The last word … today goes to Dr. Ramona Ecke from Fraunhofer ENAS


© Fraunhofer ENAS

Dr. Ramona Ecke.

© privat

Dr. Ramona Ecke with doctoral candidates Deng Junwen (l.) and Si Wenping (r.) on the Huangpu River in Shanghai.

Dr. Ecke, what are you working on at the moment?

The Saxon “Function Integration for Micro-/ Nanoelectronics” Center of Excellence was one of our pilot projects. We are currently in a transitional phase towards a Transfer Center and are preparing for the topical profiling of the next funding period. I coordinate the specialist collaboration at the Institute and with the Technical University of Chemnitz as well as with the other core institutes (Fraunhofer IPMS, IIS / EAS, and IZM-ASSID).

Which of the projects being worked on by your colleagues in (other) Fraunhofer institutes interests you in particular?

As you know, I am also involved in the Research Fab Microelectronics Germany (FMD). This also gives you great insights into the other institutes within the Group for Microelectronics and the two associated Leibniz institutes IHP and FBH. The interesting thing is how differently our institutes are organized – from the operational concepts of the cleanrooms and the tasks assigned to the researchers and technical personnel for the systems and processes, up to and including logistics. At a training session in July, I got to know a colleague from the Fraunhofer Institute for Wood Research, Wilhelm-Klauditz-Institut WKI. It's certainly very interesting to learn about all the things you can make out of wood, particularly when you consider it from the point of view of a renewable resource.

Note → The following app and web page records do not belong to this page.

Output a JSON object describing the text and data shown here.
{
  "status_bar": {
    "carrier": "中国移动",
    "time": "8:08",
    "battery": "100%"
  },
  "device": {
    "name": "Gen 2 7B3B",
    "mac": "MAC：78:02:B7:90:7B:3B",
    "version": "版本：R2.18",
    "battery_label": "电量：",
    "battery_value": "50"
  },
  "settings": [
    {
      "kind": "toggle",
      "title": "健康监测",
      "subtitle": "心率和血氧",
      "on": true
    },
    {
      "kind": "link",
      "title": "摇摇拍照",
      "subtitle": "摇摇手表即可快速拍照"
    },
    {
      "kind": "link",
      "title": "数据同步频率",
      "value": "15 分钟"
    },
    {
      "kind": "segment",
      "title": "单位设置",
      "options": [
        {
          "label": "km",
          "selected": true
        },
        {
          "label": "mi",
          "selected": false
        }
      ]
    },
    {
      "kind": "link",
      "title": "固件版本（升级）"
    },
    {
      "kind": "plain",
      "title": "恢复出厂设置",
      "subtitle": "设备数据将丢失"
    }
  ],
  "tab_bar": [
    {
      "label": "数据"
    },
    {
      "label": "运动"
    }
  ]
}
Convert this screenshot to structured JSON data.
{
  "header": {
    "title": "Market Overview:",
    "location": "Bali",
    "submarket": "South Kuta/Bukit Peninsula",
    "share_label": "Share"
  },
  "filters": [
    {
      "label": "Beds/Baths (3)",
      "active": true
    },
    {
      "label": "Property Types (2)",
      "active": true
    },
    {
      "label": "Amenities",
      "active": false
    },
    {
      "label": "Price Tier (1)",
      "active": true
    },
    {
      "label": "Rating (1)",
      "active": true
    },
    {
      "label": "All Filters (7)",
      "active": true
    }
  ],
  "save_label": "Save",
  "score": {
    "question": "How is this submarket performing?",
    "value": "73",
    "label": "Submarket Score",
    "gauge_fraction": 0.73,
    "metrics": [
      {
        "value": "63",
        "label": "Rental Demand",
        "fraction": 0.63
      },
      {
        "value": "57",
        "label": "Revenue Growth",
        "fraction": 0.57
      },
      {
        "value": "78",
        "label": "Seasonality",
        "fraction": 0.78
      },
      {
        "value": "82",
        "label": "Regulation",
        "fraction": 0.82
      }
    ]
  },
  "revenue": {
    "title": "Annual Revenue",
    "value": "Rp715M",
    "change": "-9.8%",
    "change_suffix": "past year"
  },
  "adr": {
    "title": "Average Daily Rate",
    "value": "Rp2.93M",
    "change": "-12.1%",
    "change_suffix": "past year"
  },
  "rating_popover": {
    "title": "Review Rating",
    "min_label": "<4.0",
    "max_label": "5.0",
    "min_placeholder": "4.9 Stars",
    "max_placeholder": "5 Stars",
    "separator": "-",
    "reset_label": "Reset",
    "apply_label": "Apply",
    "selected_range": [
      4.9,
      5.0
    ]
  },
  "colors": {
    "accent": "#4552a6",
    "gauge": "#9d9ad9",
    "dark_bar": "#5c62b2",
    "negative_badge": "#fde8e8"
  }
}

What invention would you not like to do without in daily life?

The MP3 format. It got rid of all my mountains of cassettes and CDs. And you no longer waste time looking for the CD you want.

What do you wish you had more time for?

Now that my children are grown up, I bought myself a motorcycle this year. I did have a sense of trepidation at first, as I hadn’t ridden for twenty years. But, in the end, it’s just like riding a bike – you never really forget. Unfortunately, I only have the weekends available to ride, and there are also plenty of other things I could be doing.

Let’s look into the future. What would you like to have achieved in five or ten years’ time?

For the next five years, I expect the Transfer Center and the FMD to be my central tasks. They are both cross-institute projects and I hope that, with my work, I can contribute to establishing a new type of cooperation and of helping people to internalize the idea that we are a unit. I would also be very pleased if our ATTRACT group, headed by Prof. Heidemarie Schmidt and in which I am a mentor, has established itself both topically and technologically and is able to stand on its own two feet.

What song belongs to the “soundtrack” of your life?

I actually quite like to have peace and quiet around me. These days, I rarely consciously listen to music, but my playlist would have to have Gary Moore’s “Still Got the Blues” or “Let Me Make Something in Your Life.”

What was the last book you read?

The Rosie Project. It’s about a man who applies a very exact and scientific approach to finding the ideal woman. To do so, he draws up a 16-page questionnaire. As you might expect, no woman gets 100 % and things end up turning out quite differently.

Last, but not least: can you tell us what motto you live by?

Don’t spend time thinking about what you’re missing, but about what you have!  


About Ramona Ecke:

Dr. Ramona Ecke studied Materials Sciences at TU BA Freiberg, specializing in anorganic/non-metallic materials. She then worked as a research associate at the Center for Microtechnologies at the TU Chemnitz, and got her doctorate in 2006 in tungsten-based diffusion barriers for copper metallization. Dr. Ecke was then a postdoc at the International Postgraduate Program “Materials and Concepts for Advanced Metallization Systems” with TU Chemnitz, Fudan University and Jiao Tong University in Shanghai. She coordinated the program throughout its entire term of ten years. In 2009, she moved to the newly founded Fraunhofer ENAS as a group leader for process integration and has been the deputy head of department for back-end of line for two years.